Baseline factors associated with ongoing CMV replication after six months of HIV therapy were baseline haemoglobin below 10 g/dl and baseline CMV viral load above 500 copies/ml (HR = 6.63; 95% CI, 1.41-31.08, p = 0.016).

“The prevalence of CMV viremia in our study resembles that seen in several studies in severely immune-suppressed HIV-infected patients in high-income countries,” write the authors. “The association between CMV viremia and increased mortality in HIV patients, even in the context of ART, has also been long reported.”

They believe their findings have significant implications for the care of patients in resource-limited settings.
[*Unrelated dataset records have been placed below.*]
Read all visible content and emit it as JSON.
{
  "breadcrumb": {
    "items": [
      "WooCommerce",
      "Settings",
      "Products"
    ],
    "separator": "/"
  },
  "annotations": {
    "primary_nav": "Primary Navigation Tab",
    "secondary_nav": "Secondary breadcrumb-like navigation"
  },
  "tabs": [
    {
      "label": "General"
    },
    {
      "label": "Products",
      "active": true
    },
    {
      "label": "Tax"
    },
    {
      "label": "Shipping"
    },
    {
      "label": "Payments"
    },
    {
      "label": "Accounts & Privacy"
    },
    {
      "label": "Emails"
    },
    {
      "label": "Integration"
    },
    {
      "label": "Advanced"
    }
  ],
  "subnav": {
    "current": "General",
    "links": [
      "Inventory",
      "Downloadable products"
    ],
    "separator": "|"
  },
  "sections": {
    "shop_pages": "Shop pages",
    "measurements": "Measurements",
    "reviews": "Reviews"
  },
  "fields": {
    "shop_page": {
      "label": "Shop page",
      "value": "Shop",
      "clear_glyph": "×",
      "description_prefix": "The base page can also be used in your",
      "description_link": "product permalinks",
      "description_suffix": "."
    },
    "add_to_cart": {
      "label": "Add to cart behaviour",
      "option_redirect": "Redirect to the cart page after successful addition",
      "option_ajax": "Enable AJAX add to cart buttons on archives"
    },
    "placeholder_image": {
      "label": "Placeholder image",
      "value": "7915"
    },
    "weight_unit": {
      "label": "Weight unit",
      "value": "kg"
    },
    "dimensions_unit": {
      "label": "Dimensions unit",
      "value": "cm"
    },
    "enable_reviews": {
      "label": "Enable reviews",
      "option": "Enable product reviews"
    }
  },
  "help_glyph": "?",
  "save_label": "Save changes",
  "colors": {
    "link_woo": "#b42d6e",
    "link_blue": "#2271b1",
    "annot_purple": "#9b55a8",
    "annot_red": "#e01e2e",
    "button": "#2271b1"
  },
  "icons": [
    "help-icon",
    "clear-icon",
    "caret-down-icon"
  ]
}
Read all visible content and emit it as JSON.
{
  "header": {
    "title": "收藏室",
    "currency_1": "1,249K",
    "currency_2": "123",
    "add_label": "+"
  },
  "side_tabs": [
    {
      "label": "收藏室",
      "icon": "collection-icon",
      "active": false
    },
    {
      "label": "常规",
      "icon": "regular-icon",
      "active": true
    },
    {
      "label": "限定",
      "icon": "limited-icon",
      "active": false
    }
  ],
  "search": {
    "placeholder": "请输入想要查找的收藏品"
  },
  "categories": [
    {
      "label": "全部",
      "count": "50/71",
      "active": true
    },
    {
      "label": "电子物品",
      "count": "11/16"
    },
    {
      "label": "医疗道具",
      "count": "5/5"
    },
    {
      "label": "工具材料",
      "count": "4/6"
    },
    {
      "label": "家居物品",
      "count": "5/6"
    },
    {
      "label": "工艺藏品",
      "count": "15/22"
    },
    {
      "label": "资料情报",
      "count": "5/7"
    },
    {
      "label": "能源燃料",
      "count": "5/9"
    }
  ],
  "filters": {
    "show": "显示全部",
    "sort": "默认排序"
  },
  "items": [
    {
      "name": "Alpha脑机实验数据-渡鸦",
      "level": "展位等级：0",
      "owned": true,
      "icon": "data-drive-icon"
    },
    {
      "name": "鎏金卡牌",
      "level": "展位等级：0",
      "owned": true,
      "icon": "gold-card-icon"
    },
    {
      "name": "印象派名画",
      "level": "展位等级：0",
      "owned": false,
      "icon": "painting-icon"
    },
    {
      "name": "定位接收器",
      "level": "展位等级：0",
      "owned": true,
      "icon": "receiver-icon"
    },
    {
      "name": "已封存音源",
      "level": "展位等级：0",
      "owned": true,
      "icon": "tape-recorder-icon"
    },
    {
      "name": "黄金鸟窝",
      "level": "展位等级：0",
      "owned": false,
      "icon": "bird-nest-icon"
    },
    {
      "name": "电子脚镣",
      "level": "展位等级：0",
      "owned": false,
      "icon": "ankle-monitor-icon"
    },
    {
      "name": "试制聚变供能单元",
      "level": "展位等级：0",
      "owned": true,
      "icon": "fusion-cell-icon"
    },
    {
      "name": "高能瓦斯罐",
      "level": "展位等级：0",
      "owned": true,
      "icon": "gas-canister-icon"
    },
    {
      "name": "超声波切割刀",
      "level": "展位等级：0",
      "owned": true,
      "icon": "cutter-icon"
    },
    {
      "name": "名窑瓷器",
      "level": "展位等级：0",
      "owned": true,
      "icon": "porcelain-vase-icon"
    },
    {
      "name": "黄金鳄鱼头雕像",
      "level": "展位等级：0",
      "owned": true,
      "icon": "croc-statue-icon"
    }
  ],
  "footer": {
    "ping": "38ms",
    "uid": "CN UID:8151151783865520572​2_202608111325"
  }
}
Many people in poorer countries initiate HIV treatment with severe immune suppression and mortality rates during the early months of treatment are high.

The investigators recommended “a large-scale prospective study be conducted to better document the extent of the problem of CMV viremia in severely immune-suppressed HIV patients in resource-limited settings…we believe that a well-powered trial is required to convincingly answer if pre-emptive therapy could reduce early mortality in CMV viremic HIV patients starting ART.”


Durier N et al. Cytomegalovirus viremia in Thai HIV-infected patients on antiretroviral therapy: prevalence and associated mortality. Clin Infect Dis, online edition, 2013.